guard, obviously startled out of a deep slumber, came staggering out of the
guardhouse to lift the boom so we could be on our way. Much to his chagrin, I
now had to go through the motions of getting the car started again…what a way
to start a Sunday morning.
As I have said before, Christ the King is a
large church that could easily seat about 600 people. The problem with that
size building is that when 400 hundred show up, it looks as if the church is
empty. However, Fr Erich’s parishioners are all extra friendly and we soon felt part of the
I preached on the life of Peter for a few
reasons. The most obvious was that Peter’s confession of Jesus as the Christ
was the Gospel reading. Another reason was because we teach through the life of
Peter in the LEAD training to demonstrate how Jesus made a rocking disciple-maker out of a rock of a
fisherman. In it we show how Peter, the erstwhile reluctant follower, became
Peter, the (bordering on boastful) brave…but as such he relied too much on
his own, personal rocklike abilities. He had to learn that taking his eyes off
Jesus would bring him more than just a sinking feeling…it would almost bring on
the total failure of his life as a disciple-maker.
After his humiliating denial of Jesus,
Peter returned to that which he knew best…fishing for fish…not people. Jesus
reinstated him by giving him a few visual reminders of how he first was called
to follow. The all night fishing failure, the miraculous draught of fish, the
coal fire, the three-fold question of allegiance…but it is Peter’s final
response that we want our disciple-makers to comprehend. It is no longer the
self-assured Peter that replies from the basis of his own firm footing…it is a
humbled and surrendered Peter who confesses that Jesus alone knows the
unknowable and unpredictable. This Peter is now ready at last to face the
uncertainty of a Church left without a Master because the ascended Master had
replicated Himself in Peter. Peter no longer relied on his own abilities and
expertise…on his being the one identified as the Rock…no, rather he relied on
the same three resources available to Jesus and us all: the Word, the Holy
Spirit, and prayer. By the time we get to the book of Acts we see a very

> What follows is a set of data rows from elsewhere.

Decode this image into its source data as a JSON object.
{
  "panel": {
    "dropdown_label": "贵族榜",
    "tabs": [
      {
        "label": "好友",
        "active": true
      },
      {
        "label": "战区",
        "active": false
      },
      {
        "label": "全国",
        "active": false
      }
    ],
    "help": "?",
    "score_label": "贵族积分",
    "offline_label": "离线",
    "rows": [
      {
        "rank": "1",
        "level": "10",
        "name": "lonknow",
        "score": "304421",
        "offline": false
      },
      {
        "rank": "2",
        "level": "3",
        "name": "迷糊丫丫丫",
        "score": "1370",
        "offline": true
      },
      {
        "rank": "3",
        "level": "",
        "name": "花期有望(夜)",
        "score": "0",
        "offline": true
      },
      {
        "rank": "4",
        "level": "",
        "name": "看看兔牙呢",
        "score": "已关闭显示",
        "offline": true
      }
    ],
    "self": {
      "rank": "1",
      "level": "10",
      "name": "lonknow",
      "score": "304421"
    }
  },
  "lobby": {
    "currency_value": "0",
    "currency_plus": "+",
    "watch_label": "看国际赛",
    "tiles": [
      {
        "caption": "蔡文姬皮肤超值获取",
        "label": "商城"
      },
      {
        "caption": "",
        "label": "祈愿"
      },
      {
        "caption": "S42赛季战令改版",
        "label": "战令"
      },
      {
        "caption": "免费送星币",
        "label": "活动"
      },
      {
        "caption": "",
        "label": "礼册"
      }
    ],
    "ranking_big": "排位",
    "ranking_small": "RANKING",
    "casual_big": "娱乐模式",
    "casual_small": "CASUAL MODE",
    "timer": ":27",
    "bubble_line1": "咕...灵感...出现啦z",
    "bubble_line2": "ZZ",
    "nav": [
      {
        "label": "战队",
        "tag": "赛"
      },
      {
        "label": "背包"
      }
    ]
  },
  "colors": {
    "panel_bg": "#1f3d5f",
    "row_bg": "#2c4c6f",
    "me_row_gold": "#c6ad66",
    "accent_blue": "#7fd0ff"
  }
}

different Peter…
Obviously, the sermon was a wee bit longer
than Fr Erich had anticipated, but Group One had a refresher, Group Two had
part of their class-to-come completed, and the congregation had a small taste
of what the LEAD training is all about.
In spite of a late start, we did manage to
get through the rest of the material by lunchtime…and Fr Erich’s wife who had
once again made a delicious curry spoilt us rotten.
Folks here are asking when we will return
to teach this again…personally, I think our Gauteng Faculty are ready to
do an assisted training and then to take the plunge and fly solo. Every time we
have come up to do training in this area, we have been thoroughly blessed…we
have family here now…please keep them all in your prayers.